**About this task:** Identify each line in the records below that contains the word "Application", and copy it.

**Supplied records:**
-- Opening Marker --

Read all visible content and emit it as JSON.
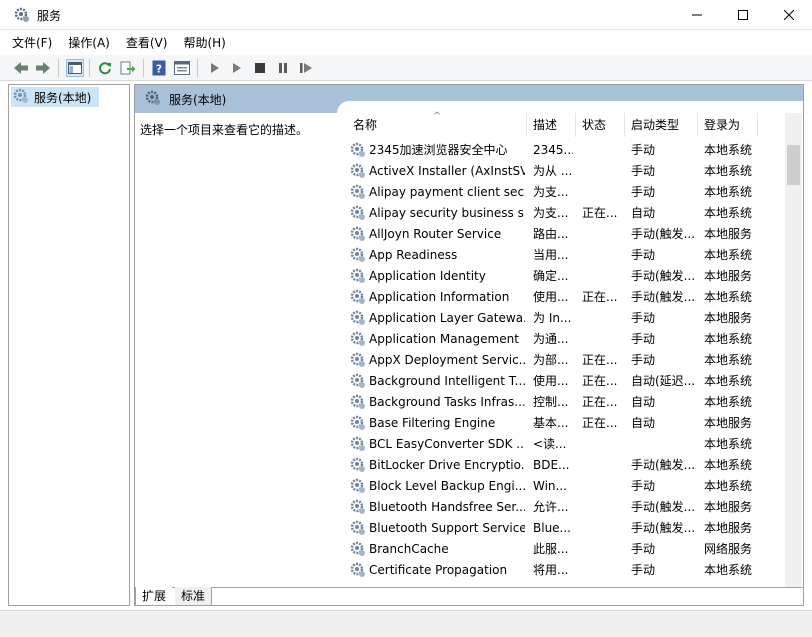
{
  "window": {
    "title": "服务"
  },
  "menu": [
    "文件(F)",
    "操作(A)",
    "查看(V)",
    "帮助(H)"
  ],
  "toolbar": {
    "icons": [
      "back-arrow-icon",
      "forward-arrow-icon",
      "show-hide-tree-icon",
      "refresh-icon",
      "export-list-icon",
      "help-icon",
      "properties-icon",
      "start-service-icon",
      "start-service-alt-icon",
      "stop-service-icon",
      "pause-service-icon",
      "restart-service-icon"
    ]
  },
  "tree": {
    "root_label": "服务(本地)"
  },
  "pane": {
    "header": "服务(本地)",
    "description": "选择一个项目来查看它的描述。"
  },
  "columns": {
    "name": "名称",
    "desc": "描述",
    "status": "状态",
    "startup": "启动类型",
    "logon": "登录为"
  },
  "rows": [
    {
      "name": "2345加速浏览器安全中心",
      "desc": "2345...",
      "status": "",
      "startup": "手动",
      "logon": "本地系统"
    },
    {
      "name": "ActiveX Installer (AxInstSV)",
      "desc": "为从 ...",
      "status": "",
      "startup": "手动",
      "logon": "本地系统"
    },
    {
      "name": "Alipay payment client sec...",
      "desc": "为支...",
      "status": "",
      "startup": "手动",
      "logon": "本地系统"
    },
    {
      "name": "Alipay security business s...",
      "desc": "为支...",
      "status": "正在...",
      "startup": "自动",
      "logon": "本地系统"
    },
    {
      "name": "AllJoyn Router Service",
      "desc": "路由...",
      "status": "",
      "startup": "手动(触发...",
      "logon": "本地服务"
    },
    {
      "name": "App Readiness",
      "desc": "当用...",
      "status": "",
      "startup": "手动",
      "logon": "本地系统"
    },
    {
      "name": "Application Identity",
      "desc": "确定...",
      "status": "",
      "startup": "手动(触发...",
      "logon": "本地服务"
    },
    {
      "name": "Application Information",
      "desc": "使用...",
      "status": "正在...",
      "startup": "手动(触发...",
      "logon": "本地系统"
    },
    {
      "name": "Application Layer Gatewa...",
      "desc": "为 In...",
      "status": "",
      "startup": "手动",
      "logon": "本地服务"
    },
    {
      "name": "Application Management",
      "desc": "为通...",
      "status": "",
      "startup": "手动",
      "logon": "本地系统"
    },
    {
      "name": "AppX Deployment Servic...",
      "desc": "为部...",
      "status": "正在...",
      "startup": "手动",
      "logon": "本地系统"
    },
    {
      "name": "Background Intelligent T...",
      "desc": "使用...",
      "status": "正在...",
      "startup": "自动(延迟...",
      "logon": "本地系统"
    },
    {
      "name": "Background Tasks Infras...",
      "desc": "控制...",
      "status": "正在...",
      "startup": "自动",
      "logon": "本地系统"
    },
    {
      "name": "Base Filtering Engine",
      "desc": "基本...",
      "status": "正在...",
      "startup": "自动",
      "logon": "本地服务"
    },
    {
      "name": "BCL EasyConverter SDK ...",
      "desc": "<读...",
      "status": "",
      "startup": "",
      "logon": "本地系统"
    },
    {
      "name": "BitLocker Drive Encryptio...",
      "desc": "BDE...",
      "status": "",
      "startup": "手动(触发...",
      "logon": "本地系统"
    },
    {
      "name": "Block Level Backup Engi...",
      "desc": "Win...",
      "status": "",
      "startup": "手动",
      "logon": "本地系统"
    },
    {
      "name": "Bluetooth Handsfree Ser...",
      "desc": "允许...",
      "status": "",
      "startup": "手动(触发...",
      "logon": "本地服务"
    },
    {
      "name": "Bluetooth Support Service",
      "desc": "Blue...",
      "status": "",
      "startup": "手动(触发...",
      "logon": "本地服务"
    },
    {
      "name": "BranchCache",
      "desc": "此服...",
      "status": "",
      "startup": "手动",
      "logon": "网络服务"
    },
    {
      "name": "Certificate Propagation",
      "desc": "将用...",
      "status": "",
      "startup": "手动",
      "logon": "本地系统"
    }
  ],
  "tabs": {
    "extended": "扩展",
    "standard": "标准"
  },
  "colors": {
    "header_band": "#a8c0d8",
    "selected": "#cce4f7"
  }
}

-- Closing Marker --

**Response to this task:**
      "name": "Application Identity",
      "name": "Application Information",
      "name": "Application Layer Gatewa...",
      "name": "Application Management",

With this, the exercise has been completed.